The Assembly Appropriations Committee voted 12-5 Friday, August 30, to approve Senate Bill 4 (Fran Pavley, D-Agoura Hills), clearing the way for the full Assembly to vote on regulations for hydraulic fracturing (“fracking”), acidizing and other oilfield practices.
SB 4 would require permits for fracking, acidizing and other oil well stimulation practices. It would also require notification of neighbors, public disclosure of all chemicals used, groundwater and air quality monitoring, and an independent scientific study. Continue reading
The City of Whittier will give about $11 million a year in oil revenues to a conservation agency under an agreement aimed at settling litigation over development of a small parcel located within an area designated as a nature preserve.
The settlement, announced on August 15, must be approved by the Los Angeles County Board of Supervisors, where its prospects are uncertain.
The deal was reached between city and the Mountains Recreation and Conservation Authority, a regional government entity that works to preserve open space and wildlife. Continue reading
The request by the American Petroleum Institute to intervene in a lawsuit by environmental groups against the Bureau of Land Management was denied.
The August 9 ruling, by Judge Paul S. Grewal of the Federal District Court in San Jose, left open the opportunity for the API to file a friend-of-the-court brief in the future. Continue reading
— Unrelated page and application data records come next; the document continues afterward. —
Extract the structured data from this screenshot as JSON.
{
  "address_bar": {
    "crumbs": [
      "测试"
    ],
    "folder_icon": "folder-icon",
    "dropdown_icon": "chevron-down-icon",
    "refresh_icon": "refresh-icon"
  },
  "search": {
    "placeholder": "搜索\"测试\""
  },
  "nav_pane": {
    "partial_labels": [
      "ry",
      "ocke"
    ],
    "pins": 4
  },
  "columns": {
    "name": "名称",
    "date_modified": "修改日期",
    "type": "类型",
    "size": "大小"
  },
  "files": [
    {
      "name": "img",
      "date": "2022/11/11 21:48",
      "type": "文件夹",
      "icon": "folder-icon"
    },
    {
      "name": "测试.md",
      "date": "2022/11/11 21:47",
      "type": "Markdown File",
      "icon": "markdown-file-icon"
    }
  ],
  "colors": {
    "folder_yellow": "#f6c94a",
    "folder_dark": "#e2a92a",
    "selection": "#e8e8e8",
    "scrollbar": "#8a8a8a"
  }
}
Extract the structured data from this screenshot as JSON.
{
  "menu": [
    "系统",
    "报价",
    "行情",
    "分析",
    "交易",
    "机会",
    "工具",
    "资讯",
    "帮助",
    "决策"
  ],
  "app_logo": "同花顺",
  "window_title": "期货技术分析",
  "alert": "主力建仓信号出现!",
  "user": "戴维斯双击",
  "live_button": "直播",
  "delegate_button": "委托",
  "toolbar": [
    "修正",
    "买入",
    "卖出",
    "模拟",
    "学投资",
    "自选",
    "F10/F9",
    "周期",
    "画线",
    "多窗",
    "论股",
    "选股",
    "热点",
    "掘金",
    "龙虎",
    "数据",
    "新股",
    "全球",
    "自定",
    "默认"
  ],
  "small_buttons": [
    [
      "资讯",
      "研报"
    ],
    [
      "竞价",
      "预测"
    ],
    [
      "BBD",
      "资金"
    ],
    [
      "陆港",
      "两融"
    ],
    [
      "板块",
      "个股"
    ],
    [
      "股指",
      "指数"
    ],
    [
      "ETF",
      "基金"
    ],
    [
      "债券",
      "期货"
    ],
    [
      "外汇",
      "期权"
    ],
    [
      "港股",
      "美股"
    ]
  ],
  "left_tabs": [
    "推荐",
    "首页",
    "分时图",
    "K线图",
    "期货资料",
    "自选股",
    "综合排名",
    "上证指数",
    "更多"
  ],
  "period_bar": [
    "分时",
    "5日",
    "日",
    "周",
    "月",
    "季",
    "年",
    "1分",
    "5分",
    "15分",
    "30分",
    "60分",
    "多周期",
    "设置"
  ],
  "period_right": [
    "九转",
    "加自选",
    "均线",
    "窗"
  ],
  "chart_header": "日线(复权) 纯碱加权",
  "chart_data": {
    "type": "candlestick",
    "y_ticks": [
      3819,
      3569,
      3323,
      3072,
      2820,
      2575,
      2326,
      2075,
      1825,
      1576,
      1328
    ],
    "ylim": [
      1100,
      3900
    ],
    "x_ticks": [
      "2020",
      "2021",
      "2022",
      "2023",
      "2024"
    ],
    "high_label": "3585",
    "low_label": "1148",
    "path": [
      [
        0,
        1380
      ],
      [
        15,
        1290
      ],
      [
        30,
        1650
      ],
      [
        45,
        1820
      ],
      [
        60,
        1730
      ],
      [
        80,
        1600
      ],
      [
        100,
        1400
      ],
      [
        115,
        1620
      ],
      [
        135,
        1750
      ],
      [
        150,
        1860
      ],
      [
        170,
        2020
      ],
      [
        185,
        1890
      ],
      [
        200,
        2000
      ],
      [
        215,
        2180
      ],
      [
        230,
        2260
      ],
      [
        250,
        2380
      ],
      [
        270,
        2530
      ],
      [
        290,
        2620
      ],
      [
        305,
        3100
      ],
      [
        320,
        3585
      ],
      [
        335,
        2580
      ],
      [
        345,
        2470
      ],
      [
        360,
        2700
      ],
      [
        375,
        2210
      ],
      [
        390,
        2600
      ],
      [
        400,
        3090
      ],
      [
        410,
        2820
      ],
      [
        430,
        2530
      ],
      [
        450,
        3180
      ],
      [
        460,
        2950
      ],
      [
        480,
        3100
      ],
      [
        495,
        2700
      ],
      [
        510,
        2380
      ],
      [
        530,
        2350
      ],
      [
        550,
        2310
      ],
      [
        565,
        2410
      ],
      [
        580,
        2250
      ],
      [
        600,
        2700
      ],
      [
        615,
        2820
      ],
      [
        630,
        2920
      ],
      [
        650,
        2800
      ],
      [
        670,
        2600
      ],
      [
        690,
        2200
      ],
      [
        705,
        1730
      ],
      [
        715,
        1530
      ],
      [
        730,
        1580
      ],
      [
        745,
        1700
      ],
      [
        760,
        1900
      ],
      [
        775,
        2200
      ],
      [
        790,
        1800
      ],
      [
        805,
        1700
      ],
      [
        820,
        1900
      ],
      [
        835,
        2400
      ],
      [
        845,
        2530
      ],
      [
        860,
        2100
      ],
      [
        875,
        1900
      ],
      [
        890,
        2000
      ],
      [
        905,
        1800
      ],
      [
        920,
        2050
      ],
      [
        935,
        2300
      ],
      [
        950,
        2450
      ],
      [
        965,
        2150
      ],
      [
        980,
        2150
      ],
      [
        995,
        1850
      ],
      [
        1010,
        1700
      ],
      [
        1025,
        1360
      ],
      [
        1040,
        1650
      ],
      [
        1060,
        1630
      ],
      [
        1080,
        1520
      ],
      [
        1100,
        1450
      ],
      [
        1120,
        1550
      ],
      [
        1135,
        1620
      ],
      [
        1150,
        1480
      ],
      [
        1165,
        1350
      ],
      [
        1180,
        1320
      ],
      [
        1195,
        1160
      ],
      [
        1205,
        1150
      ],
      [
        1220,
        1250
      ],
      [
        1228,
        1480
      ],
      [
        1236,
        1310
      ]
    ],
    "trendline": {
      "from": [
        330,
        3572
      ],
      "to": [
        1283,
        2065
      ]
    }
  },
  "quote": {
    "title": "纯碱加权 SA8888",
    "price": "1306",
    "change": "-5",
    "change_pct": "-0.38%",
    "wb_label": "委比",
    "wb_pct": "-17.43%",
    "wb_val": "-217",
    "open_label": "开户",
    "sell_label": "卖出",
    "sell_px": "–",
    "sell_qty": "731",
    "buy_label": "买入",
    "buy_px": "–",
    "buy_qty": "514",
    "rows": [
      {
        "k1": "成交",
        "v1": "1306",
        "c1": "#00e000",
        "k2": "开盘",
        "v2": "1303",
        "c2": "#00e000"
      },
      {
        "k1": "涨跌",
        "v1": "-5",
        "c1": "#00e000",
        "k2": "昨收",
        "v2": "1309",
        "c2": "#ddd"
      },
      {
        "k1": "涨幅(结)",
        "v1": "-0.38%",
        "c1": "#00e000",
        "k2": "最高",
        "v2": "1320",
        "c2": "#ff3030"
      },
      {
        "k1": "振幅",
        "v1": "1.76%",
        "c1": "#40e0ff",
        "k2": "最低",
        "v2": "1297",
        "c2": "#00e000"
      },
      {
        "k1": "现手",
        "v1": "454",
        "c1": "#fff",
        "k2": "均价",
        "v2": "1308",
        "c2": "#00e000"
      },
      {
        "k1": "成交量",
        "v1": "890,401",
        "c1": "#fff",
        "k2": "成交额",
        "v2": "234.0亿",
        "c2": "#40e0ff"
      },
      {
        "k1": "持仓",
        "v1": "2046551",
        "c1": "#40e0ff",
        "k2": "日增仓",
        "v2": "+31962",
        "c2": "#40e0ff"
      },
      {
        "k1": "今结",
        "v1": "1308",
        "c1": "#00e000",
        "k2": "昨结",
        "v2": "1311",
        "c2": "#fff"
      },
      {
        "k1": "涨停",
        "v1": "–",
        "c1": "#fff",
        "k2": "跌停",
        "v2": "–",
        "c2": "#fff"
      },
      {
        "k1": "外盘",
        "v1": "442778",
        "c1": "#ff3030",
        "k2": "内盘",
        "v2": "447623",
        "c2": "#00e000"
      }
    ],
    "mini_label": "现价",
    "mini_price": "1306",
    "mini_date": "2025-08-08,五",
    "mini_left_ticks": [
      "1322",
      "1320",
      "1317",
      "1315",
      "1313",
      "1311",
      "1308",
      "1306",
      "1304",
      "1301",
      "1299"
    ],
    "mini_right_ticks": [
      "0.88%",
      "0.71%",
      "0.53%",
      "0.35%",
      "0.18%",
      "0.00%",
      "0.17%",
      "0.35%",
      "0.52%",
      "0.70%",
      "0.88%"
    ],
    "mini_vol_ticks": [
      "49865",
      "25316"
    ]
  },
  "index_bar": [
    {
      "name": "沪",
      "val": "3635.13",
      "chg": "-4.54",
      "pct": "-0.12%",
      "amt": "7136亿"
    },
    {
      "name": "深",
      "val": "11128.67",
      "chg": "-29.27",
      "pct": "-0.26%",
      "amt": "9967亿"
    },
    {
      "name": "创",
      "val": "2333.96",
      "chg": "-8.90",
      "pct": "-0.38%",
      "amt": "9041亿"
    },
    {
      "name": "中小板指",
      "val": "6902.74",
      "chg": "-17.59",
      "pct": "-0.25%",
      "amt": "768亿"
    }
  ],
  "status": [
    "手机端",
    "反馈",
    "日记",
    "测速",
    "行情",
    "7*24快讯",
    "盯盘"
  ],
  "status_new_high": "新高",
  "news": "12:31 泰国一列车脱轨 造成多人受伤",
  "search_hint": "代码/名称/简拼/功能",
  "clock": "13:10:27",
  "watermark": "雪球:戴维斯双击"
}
Natural gas is far “greener” than coal and other fossil fuels, but environmentalists worry that leaks of methane – a powerful contributor to global warming – may offset the climate benefits of natural gas.
A car-mounted system that can detect leaks of methane from pipelines and other sources is being deployed by Pacific Gas & Electric Co. to monitor its 45,000 miles of pipelines. The system is manufactured by Piccaro, Inc., of Santa Clara. Continue reading
The Bureau of Land Management (BLM) announced the launch of a statewide scientific assessment of oil and gas development in California, including an in-depth environmental study of fracking and other oil and gas projects.
The BLM says the outcome of its assessment could establish additional environmental protections on those parcels.
This announcement followed a federal court decision holding that the BLM violated environmental law by auctioning off the rights to extract oil on 2,500 acres of public lands in Monterey County. Continue reading
The Associated Press reports that the latest federal study on hydraulic fracturing is corroborating other recent studies showing no evidence that chemicals used in the drilling process for natural gas have contaminated drinking water supplies.
The current study was undertaken by the National Energy Technology Laboratory in Pittsburgh for the Department of Energy. At a drilling site in western Pennsylvania, drilling fluids were tagged with unique markers that allowed scientists to monitor possible percolation up to the shallow regions, near the water table. Continue reading